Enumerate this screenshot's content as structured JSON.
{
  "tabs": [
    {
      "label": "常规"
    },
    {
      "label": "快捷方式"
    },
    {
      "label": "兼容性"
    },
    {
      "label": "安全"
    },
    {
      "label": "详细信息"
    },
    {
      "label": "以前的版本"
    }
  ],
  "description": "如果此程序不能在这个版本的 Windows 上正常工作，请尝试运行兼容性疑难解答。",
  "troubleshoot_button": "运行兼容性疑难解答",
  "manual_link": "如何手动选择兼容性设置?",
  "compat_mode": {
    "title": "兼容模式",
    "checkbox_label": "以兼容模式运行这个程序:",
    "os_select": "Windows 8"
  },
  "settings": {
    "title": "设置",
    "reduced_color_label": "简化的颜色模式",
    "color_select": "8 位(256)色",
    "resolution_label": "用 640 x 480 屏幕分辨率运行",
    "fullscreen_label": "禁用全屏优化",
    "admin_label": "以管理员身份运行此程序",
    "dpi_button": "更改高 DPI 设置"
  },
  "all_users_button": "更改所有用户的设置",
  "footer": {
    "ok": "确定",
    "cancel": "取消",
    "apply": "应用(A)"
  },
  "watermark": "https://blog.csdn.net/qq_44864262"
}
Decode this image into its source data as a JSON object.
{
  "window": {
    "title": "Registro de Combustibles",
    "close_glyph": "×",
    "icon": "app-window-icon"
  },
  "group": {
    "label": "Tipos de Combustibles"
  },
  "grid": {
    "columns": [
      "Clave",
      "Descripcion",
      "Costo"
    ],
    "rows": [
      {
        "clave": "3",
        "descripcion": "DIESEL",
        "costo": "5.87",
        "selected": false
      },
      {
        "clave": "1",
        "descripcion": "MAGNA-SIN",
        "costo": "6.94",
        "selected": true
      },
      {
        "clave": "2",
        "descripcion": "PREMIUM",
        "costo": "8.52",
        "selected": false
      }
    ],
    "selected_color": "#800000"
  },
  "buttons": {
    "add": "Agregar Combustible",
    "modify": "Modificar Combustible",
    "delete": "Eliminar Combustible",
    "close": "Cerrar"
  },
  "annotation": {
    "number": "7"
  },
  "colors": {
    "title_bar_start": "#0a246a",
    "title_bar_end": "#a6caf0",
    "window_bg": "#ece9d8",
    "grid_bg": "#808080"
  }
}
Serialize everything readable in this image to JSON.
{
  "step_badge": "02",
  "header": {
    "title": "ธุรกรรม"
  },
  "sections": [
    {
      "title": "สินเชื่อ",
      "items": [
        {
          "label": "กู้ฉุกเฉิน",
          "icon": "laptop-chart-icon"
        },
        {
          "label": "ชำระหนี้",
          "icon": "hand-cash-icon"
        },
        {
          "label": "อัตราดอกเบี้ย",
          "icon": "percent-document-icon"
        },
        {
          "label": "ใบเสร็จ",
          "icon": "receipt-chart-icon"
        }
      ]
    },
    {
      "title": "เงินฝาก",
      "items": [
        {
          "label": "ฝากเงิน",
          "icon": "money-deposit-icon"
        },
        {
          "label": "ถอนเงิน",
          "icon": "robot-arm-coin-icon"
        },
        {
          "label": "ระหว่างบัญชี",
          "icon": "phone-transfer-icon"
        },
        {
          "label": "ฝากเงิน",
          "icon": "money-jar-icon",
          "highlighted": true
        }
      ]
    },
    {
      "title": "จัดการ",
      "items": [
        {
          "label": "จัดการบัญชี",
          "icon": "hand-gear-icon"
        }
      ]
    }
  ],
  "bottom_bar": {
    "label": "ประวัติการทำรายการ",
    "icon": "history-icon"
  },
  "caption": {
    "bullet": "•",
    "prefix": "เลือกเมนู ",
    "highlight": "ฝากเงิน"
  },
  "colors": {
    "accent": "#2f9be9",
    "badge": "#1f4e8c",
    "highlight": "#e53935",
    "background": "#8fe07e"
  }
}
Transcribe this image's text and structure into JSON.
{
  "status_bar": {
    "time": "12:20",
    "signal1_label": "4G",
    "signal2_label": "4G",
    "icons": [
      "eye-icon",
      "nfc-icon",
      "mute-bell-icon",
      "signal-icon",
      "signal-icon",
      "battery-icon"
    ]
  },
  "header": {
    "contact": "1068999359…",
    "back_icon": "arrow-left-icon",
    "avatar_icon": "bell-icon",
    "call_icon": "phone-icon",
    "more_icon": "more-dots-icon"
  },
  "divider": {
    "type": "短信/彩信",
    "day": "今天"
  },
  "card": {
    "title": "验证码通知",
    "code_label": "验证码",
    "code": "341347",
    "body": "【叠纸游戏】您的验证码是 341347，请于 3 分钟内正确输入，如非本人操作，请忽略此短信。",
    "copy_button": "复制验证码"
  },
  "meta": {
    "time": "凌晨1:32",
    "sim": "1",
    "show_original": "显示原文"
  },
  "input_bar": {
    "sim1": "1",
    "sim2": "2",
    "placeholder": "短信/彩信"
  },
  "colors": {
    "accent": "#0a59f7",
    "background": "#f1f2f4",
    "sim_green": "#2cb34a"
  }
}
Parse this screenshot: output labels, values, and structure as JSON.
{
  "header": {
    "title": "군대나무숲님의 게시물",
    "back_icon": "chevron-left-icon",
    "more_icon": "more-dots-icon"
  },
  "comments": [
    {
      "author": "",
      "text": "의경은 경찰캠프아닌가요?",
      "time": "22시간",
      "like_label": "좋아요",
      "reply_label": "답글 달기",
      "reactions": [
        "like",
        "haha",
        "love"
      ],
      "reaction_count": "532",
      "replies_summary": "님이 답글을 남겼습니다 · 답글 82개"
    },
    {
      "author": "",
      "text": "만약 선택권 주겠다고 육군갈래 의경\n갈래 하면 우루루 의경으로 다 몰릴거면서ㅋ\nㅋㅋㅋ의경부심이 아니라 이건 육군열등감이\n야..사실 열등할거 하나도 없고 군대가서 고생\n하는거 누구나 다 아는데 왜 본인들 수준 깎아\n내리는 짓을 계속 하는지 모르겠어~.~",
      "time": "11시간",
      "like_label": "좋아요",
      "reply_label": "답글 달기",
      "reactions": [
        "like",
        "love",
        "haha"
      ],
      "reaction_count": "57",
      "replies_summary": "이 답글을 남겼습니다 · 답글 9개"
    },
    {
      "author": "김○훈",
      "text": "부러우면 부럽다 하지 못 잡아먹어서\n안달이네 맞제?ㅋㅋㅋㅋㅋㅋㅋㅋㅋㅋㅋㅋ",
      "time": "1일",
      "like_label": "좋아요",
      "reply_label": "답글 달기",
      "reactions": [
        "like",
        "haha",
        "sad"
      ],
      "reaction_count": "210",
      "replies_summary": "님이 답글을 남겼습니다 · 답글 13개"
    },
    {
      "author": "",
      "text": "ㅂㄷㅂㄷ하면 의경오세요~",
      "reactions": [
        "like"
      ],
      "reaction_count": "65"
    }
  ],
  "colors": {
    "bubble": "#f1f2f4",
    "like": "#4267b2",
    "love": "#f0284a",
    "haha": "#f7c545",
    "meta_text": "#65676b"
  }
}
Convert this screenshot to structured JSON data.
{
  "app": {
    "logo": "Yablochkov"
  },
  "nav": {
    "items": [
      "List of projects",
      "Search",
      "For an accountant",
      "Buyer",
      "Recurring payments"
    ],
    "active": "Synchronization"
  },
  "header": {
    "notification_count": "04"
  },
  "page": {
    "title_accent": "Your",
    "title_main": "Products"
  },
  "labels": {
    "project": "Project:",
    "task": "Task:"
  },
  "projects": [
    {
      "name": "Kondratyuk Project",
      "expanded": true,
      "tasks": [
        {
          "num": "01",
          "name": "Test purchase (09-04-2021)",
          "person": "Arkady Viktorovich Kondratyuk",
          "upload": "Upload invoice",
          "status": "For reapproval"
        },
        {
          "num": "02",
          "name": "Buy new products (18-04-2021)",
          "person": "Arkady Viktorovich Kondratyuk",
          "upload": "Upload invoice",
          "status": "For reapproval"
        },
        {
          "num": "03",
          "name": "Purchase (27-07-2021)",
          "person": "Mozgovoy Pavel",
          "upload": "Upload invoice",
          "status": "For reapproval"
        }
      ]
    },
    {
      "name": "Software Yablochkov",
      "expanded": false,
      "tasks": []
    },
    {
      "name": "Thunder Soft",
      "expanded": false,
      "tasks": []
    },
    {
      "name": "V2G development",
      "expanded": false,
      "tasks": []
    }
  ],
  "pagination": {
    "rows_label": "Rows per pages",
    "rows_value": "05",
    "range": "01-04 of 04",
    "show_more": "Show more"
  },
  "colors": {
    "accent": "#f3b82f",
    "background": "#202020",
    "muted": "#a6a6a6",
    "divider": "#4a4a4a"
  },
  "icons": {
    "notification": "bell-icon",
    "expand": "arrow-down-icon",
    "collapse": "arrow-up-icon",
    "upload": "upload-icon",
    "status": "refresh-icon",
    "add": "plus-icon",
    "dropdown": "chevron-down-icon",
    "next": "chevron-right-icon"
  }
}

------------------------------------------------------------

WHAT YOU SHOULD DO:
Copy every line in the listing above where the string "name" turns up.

YOUR RESPONSE:
      "name": "Kondratyuk Project",
          "name": "Test purchase (09-04-2021)",
          "name": "Buy new products (18-04-2021)",
          "name": "Purchase (27-07-2021)",
      "name": "Software Yablochkov",
      "name": "Thunder Soft",
      "name": "V2G development",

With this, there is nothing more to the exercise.